==== ENTRIES SHOWN ====
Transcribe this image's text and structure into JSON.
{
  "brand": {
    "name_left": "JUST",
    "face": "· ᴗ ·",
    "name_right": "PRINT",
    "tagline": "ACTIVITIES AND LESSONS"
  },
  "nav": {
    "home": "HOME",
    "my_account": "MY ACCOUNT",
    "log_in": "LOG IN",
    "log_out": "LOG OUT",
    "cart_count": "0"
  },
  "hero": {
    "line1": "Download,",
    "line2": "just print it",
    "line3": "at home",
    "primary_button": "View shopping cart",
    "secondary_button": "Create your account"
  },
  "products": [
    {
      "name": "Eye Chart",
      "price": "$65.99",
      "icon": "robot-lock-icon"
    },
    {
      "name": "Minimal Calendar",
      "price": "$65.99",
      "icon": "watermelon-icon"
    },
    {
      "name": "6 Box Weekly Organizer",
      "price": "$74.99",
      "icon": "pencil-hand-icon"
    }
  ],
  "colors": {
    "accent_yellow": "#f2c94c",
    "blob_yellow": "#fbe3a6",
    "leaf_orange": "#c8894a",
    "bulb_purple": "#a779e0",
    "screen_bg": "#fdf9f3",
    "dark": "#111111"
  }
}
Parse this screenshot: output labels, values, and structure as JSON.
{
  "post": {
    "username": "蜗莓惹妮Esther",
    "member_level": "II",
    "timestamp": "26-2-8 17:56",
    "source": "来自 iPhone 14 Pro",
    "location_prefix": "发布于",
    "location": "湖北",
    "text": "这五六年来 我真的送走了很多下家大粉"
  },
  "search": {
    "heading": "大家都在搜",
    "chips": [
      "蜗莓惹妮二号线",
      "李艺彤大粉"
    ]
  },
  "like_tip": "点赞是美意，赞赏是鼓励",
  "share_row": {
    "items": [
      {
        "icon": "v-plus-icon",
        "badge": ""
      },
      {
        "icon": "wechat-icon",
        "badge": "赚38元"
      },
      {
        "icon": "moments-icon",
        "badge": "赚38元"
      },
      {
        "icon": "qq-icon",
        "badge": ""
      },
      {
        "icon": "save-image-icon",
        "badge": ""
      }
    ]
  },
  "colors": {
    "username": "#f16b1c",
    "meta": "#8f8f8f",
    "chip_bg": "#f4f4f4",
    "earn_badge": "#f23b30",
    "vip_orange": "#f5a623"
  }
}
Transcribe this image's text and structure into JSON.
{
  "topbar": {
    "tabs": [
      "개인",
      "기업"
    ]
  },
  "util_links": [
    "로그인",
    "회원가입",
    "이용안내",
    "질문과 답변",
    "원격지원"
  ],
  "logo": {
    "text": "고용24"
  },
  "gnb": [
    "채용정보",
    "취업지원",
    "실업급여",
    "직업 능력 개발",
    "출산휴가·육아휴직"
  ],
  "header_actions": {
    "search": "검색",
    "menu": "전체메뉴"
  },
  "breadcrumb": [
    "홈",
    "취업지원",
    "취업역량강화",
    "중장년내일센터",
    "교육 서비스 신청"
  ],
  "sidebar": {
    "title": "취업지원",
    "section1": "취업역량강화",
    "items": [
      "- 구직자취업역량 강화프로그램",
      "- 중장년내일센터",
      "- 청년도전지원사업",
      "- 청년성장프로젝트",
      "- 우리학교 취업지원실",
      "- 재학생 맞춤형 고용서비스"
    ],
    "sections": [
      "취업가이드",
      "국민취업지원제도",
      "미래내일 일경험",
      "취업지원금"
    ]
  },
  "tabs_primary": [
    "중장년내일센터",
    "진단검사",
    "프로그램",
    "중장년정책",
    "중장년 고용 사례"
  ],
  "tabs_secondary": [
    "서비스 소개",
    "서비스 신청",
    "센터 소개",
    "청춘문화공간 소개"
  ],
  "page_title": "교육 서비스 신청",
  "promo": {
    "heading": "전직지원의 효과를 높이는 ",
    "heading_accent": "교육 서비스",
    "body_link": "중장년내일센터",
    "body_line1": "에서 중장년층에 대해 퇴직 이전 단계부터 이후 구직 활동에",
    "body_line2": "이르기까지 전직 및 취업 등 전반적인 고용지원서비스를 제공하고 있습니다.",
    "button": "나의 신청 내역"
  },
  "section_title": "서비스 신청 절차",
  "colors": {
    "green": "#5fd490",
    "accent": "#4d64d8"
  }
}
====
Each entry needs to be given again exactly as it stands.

◆ WRITTEN ANSWER:
Transcribe this image's text and structure into JSON.
{
  "brand": {
    "name_left": "JUST",
    "face": "· ᴗ ·",
    "name_right": "PRINT",
    "tagline": "ACTIVITIES AND LESSONS"
  },
  "nav": {
    "home": "HOME",
    "my_account": "MY ACCOUNT",
    "log_in": "LOG IN",
    "log_out": "LOG OUT",
    "cart_count": "0"
  },
  "hero": {
    "line1": "Download,",
    "line2": "just print it",
    "line3": "at home",
    "primary_button": "View shopping cart",
    "secondary_button": "Create your account"
  },
  "products": [
    {
      "name": "Eye Chart",
      "price": "$65.99",
      "icon": "robot-lock-icon"
    },
    {
      "name": "Minimal Calendar",
      "price": "$65.99",
      "icon": "watermelon-icon"
    },
    {
      "name": "6 Box Weekly Organizer",
      "price": "$74.99",
      "icon": "pencil-hand-icon"
    }
  ],
  "colors": {
    "accent_yellow": "#f2c94c",
    "blob_yellow": "#fbe3a6",
    "leaf_orange": "#c8894a",
    "bulb_purple": "#a779e0",
    "screen_bg": "#fdf9f3",
    "dark": "#111111"
  }
}
Parse this screenshot: output labels, values, and structure as JSON.
{
  "post": {
    "username": "蜗莓惹妮Esther",
    "member_level": "II",
    "timestamp": "26-2-8 17:56",
    "source": "来自 iPhone 14 Pro",
    "location_prefix": "发布于",
    "location": "湖北",
    "text": "这五六年来 我真的送走了很多下家大粉"
  },
  "search": {
    "heading": "大家都在搜",
    "chips": [
      "蜗莓惹妮二号线",
      "李艺彤大粉"
    ]
  },
  "like_tip": "点赞是美意，赞赏是鼓励",
  "share_row": {
    "items": [
      {
        "icon": "v-plus-icon",
        "badge": ""
      },
      {
        "icon": "wechat-icon",
        "badge": "赚38元"
      },
      {
        "icon": "moments-icon",
        "badge": "赚38元"
      },
      {
        "icon": "qq-icon",
        "badge": ""
      },
      {
        "icon": "save-image-icon",
        "badge": ""
      }
    ]
  },
  "colors": {
    "username": "#f16b1c",
    "meta": "#8f8f8f",
    "chip_bg": "#f4f4f4",
    "earn_badge": "#f23b30",
    "vip_orange": "#f5a623"
  }
}
Transcribe this image's text and structure into JSON.
{
  "topbar": {
    "tabs": [
      "개인",
      "기업"
    ]
  },
  "util_links": [
    "로그인",
    "회원가입",
    "이용안내",
    "질문과 답변",
    "원격지원"
  ],
  "logo": {
    "text": "고용24"
  },
  "gnb": [
    "채용정보",
    "취업지원",
    "실업급여",
    "직업 능력 개발",
    "출산휴가·육아휴직"
  ],
  "header_actions": {
    "search": "검색",
    "menu": "전체메뉴"
  },
  "breadcrumb": [
    "홈",
    "취업지원",
    "취업역량강화",
    "중장년내일센터",
    "교육 서비스 신청"
  ],
  "sidebar": {
    "title": "취업지원",
    "section1": "취업역량강화",
    "items": [
      "- 구직자취업역량 강화프로그램",
      "- 중장년내일센터",
      "- 청년도전지원사업",
      "- 청년성장프로젝트",
      "- 우리학교 취업지원실",
      "- 재학생 맞춤형 고용서비스"
    ],
    "sections": [
      "취업가이드",
      "국민취업지원제도",
      "미래내일 일경험",
      "취업지원금"
    ]
  },
  "tabs_primary": [
    "중장년내일센터",
    "진단검사",
    "프로그램",
    "중장년정책",
    "중장년 고용 사례"
  ],
  "tabs_secondary": [
    "서비스 소개",
    "서비스 신청",
    "센터 소개",
    "청춘문화공간 소개"
  ],
  "page_title": "교육 서비스 신청",
  "promo": {
    "heading": "전직지원의 효과를 높이는 ",
    "heading_accent": "교육 서비스",
    "body_link": "중장년내일센터",
    "body_line1": "에서 중장년층에 대해 퇴직 이전 단계부터 이후 구직 활동에",
    "body_line2": "이르기까지 전직 및 취업 등 전반적인 고용지원서비스를 제공하고 있습니다.",
    "button": "나의 신청 내역"
  },
  "section_title": "서비스 신청 절차",
  "colors": {
    "green": "#5fd490",
    "accent": "#4d64d8"
  }
}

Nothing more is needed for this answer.